ASIA NEWS NETWORK
WE KNOW ASIA BETTER
Indonesia, Singapore row worsens
Publication Date : 10-02-2014
Tension between Indonesia and Singapore over the naming of an Indonesian Navy ship has risen, with officials from the Defence Ministry cancelling a planned visit to the city-state to attend the Singapore Airshow.
The Defence Ministry made the move following the Singaporean government’s sudden decision to cancel a scheduled bilateral meeting on the two countries’ defence cooperation.
Defence Ministry spokesman Brig. Gen. Sisriadi Iskandar said on Sunday that the defence attaché at the Singaporean Embassy in Jakarta had conveyed the cancellation of the bilateral meeting via text message on Saturday evening.
“The text said the cancellation was decided after taking into consideration public opinion in Singapore. It doesn’t elaborate on what that opinion is,” Sisriadi said on Sunday.
Sisriadi said that Singapore had also withdrawn the invitation of 100 Indonesian Military (TNI) officers to attend the Singapore Airshow, which is set to kick off at the Changi Exhibition Centre on Tuesday.
“Because of this cancellation, TNI officials, including TNI commander [Gen. Moeldoko], KSAD [Army chief of staff Lt. Gen. Budiman] and KSAU [Air Chief Marshal Ida Bagus Putu Dunia] have decided not to go to the air show,” Sisriadi said.
Singapore’s move to cancel the bilateral talks and withdraw its invitation to the TNI officers came only two days after the Indonesian government turned a deaf ear to its neighbour’s protest over the naming of a warship after two marines who carried out a deadly bombing in the city-state in the 1960s.
The Navy corvette was christened the KRI Usman-Harun 359 in honour of Second Sgt. Usman bin Haji Muhammad Ali and Second Cpl. Harun bin Said, who were executed in Singapore in 1968 after carrying out an Orchard Road bombing that killed three and injured 33.
Indonesia had previously named them national heroes.
Indonesia’s refusal to rename the ship has sparked a public outcry in Singapore, with several of its senior government officials condemning the Indonesian government for tearing open old wounds.
Acting Singapore manpower minister Tan Chuan-Jin called Indonesia’s insistence in keeping the name a sign of disrespect, callousness and insensitivity.

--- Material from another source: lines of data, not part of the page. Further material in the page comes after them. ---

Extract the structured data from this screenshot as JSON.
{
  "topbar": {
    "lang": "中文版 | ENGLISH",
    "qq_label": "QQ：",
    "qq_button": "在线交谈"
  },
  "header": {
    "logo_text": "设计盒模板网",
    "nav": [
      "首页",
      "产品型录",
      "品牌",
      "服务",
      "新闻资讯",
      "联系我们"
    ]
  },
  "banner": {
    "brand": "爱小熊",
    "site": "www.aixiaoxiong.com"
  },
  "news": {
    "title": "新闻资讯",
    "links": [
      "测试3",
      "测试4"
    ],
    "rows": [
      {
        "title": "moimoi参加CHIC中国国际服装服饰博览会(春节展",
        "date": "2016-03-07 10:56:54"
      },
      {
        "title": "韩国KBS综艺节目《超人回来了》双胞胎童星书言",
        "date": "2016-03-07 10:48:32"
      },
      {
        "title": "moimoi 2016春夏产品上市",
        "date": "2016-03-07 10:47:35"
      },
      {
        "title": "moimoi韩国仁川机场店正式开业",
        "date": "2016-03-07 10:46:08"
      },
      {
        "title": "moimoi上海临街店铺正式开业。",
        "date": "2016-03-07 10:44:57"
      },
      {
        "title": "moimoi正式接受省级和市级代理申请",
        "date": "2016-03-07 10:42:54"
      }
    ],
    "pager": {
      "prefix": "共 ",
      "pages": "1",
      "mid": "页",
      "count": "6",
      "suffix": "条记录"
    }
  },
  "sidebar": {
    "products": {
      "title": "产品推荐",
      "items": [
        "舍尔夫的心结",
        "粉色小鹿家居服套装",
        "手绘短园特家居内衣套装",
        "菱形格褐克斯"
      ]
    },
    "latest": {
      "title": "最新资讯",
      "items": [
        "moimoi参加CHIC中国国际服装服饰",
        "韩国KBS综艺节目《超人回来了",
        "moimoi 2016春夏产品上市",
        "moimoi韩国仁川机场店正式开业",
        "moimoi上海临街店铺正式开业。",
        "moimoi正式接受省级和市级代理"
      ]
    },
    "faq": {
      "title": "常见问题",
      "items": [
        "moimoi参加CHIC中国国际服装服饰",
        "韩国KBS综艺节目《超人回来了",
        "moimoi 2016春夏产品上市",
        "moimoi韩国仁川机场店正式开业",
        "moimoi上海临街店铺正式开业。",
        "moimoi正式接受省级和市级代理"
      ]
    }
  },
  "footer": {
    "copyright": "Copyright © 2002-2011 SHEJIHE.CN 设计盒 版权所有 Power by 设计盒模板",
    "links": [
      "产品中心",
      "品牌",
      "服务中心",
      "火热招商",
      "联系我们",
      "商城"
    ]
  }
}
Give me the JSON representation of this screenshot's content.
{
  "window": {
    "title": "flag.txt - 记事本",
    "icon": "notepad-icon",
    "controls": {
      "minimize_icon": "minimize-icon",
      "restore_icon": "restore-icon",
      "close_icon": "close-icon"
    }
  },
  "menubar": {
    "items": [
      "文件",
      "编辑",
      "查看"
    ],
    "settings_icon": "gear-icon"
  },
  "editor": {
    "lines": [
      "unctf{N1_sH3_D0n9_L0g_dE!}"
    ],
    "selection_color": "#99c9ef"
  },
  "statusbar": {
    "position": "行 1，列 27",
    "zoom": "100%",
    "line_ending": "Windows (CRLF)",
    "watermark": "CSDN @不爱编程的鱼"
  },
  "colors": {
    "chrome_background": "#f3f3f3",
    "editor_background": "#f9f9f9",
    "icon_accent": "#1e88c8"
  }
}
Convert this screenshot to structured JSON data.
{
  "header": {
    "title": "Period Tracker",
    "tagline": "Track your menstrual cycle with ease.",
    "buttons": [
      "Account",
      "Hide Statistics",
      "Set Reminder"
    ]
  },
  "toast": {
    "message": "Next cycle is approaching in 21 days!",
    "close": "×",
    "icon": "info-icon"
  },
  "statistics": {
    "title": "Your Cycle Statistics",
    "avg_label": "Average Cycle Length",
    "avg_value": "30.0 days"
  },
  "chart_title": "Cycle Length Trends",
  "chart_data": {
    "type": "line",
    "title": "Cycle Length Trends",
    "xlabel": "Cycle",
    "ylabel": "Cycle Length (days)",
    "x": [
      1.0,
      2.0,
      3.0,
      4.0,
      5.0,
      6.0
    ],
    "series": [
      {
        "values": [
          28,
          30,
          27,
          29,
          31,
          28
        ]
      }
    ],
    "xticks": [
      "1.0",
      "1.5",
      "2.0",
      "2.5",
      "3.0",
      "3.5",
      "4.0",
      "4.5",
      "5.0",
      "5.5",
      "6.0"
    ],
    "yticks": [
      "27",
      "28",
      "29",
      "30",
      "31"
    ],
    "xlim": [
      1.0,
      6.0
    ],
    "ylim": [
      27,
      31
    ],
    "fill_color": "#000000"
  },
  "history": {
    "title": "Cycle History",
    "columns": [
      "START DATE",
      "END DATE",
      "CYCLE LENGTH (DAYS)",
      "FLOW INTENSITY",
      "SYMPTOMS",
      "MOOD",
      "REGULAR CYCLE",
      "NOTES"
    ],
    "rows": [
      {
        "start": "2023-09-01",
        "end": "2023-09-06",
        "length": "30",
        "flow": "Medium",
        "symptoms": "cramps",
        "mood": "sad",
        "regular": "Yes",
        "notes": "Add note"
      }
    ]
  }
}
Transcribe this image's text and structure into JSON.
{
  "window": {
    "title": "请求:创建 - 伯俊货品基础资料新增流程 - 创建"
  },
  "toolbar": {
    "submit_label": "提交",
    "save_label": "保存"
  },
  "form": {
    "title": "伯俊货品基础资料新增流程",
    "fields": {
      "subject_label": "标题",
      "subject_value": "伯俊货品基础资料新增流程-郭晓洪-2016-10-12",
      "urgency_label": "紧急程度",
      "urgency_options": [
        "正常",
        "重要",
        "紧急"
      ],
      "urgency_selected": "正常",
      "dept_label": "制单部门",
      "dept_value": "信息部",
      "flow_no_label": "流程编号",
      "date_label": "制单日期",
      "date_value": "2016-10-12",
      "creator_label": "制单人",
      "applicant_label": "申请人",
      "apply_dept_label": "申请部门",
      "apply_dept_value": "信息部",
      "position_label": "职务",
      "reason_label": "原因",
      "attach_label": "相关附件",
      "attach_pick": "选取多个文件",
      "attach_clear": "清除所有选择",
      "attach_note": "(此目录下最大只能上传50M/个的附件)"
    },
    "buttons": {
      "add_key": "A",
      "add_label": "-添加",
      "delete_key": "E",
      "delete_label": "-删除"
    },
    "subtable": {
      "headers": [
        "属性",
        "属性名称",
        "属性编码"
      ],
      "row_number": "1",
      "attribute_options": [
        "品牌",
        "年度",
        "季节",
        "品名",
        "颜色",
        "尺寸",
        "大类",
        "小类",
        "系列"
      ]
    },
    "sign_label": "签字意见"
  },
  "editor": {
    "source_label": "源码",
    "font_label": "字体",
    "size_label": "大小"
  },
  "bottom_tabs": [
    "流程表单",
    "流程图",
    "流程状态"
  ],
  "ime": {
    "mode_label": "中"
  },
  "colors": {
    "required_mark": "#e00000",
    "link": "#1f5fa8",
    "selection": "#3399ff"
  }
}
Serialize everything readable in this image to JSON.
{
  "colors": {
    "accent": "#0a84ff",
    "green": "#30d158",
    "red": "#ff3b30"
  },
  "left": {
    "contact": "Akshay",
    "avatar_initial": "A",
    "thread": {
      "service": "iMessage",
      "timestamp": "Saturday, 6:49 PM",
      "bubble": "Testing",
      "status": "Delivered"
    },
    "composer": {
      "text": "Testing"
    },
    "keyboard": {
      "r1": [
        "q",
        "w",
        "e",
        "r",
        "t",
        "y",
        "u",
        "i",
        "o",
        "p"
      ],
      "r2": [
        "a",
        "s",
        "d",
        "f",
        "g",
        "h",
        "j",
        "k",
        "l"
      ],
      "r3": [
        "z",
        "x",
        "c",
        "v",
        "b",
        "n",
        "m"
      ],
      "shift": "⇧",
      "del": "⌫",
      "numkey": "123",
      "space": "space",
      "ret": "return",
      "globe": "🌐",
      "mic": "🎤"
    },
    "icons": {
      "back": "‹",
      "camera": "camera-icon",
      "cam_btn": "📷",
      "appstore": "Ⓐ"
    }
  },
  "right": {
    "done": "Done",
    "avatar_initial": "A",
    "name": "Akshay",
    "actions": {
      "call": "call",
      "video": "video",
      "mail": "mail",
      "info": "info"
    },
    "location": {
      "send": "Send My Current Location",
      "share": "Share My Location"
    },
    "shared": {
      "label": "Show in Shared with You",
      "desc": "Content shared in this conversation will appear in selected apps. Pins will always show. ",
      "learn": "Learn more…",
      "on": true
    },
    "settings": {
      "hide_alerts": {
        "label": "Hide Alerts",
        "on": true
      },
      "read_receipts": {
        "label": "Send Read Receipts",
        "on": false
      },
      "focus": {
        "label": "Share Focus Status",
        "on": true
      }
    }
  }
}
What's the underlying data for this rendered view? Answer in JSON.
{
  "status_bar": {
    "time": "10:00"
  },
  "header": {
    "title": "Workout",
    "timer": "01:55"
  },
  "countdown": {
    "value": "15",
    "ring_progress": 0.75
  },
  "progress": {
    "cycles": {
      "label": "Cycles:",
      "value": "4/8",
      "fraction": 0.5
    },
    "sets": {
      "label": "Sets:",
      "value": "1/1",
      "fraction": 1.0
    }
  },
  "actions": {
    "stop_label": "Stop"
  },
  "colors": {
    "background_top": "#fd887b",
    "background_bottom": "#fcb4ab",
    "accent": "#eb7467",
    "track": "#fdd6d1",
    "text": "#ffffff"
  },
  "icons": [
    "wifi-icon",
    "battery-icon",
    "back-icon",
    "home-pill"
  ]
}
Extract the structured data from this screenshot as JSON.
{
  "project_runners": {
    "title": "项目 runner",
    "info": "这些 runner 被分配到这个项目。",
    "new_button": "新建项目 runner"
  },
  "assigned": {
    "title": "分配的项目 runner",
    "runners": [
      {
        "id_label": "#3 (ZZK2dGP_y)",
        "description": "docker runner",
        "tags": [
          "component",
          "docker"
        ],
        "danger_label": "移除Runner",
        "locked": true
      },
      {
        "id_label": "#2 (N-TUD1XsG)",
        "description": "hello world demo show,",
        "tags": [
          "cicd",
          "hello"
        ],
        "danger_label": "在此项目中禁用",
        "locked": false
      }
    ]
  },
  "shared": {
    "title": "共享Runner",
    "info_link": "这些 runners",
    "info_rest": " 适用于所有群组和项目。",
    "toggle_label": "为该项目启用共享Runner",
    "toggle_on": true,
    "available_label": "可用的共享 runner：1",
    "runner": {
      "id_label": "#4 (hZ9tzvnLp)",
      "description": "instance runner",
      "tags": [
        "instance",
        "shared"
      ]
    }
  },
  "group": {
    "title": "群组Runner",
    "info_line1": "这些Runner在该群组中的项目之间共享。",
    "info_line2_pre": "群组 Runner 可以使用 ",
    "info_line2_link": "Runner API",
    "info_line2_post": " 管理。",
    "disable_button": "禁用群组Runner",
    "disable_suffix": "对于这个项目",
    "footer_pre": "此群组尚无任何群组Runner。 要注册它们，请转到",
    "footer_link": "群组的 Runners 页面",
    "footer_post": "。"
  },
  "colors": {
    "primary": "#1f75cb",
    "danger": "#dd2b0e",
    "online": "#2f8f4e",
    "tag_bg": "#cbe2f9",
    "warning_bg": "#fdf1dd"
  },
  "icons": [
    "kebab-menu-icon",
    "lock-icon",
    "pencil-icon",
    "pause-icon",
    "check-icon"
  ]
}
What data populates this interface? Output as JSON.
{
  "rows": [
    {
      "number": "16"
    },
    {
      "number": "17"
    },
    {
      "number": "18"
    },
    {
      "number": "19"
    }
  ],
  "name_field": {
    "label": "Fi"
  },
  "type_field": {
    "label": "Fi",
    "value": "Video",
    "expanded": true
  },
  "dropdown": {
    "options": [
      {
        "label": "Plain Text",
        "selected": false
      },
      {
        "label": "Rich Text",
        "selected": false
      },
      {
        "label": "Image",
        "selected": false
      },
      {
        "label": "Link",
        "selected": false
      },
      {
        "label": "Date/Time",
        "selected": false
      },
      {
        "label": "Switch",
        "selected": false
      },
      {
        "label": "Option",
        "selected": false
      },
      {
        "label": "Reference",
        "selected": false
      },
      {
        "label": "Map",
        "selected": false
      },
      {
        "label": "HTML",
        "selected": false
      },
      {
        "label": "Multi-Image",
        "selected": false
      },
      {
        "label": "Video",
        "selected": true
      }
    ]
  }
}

“It is one thing to remember your heroes from your wars of independence, or those who have built your nation. But it is another thing altogether when you celebrate those who had acted in a brutal and cowardly manner. There is nothing heroic about killing innocent civilians,” Tan, a one-star general before he entered politics, wrote on his Facebook page, as reported by Singaporean daily The Strait Times.
Singapore Second Minister for Defence Chan Chun Sing expressed his disappointment over the Indonesian government’s intransigence, which Chan said put bilateral ties at stake.
“I hope the Indonesian leaders will not sacrifice our bilateral relations, so carefully built up, to domestic politics through carelessness,” the former army attaché to Jakarta said.
Both ministries made their public comments following similar concerns raised by Deputy Prime Minister Teo Chee Hean, Defence Minister Ng Eng Hen and Foreign Minister K. Shanmugam.
The heightened tension between Indonesia and Singapore over the naming of the Navy corvette has prompted national defence forces to heighten their alertness.
On Saturday, commotion was raised after flight safety officers at Batam’s Hang Nadim International Airport said F-16 or F-4 fighters allegedly belonging to the Singaporean military had been detected illegally entering airspace over Batam, Riau Islands province, Friday.
Defence Ministry spokesman Sisriadi, however, denied that the detected aircraft belonged to Singapore. He said the jets belonged to Australia and were on their way to Singapore for the air show.
“Those planes had secured permission to pass through our airspace,” Sisriadi said.
Despite the deleterious effect to bilateral ties, Sisriadi emphasised that Indonesia would not rename the ship.
“Our decision is firm. Indonesia can’t change the name of a warship or a place or anything else given in respect to individuals we consider as heroes because some countries might object to it due to historical considerations. They will forever be our heroes. We hope Singapore understands this,” he said.
Separately, University of Indonesia international law professor Hikmahanto Juwana said Singapore was overreacting.
“The concern expressed by Singapore is inappropriate and will harm the good relations between the two countries,” he said.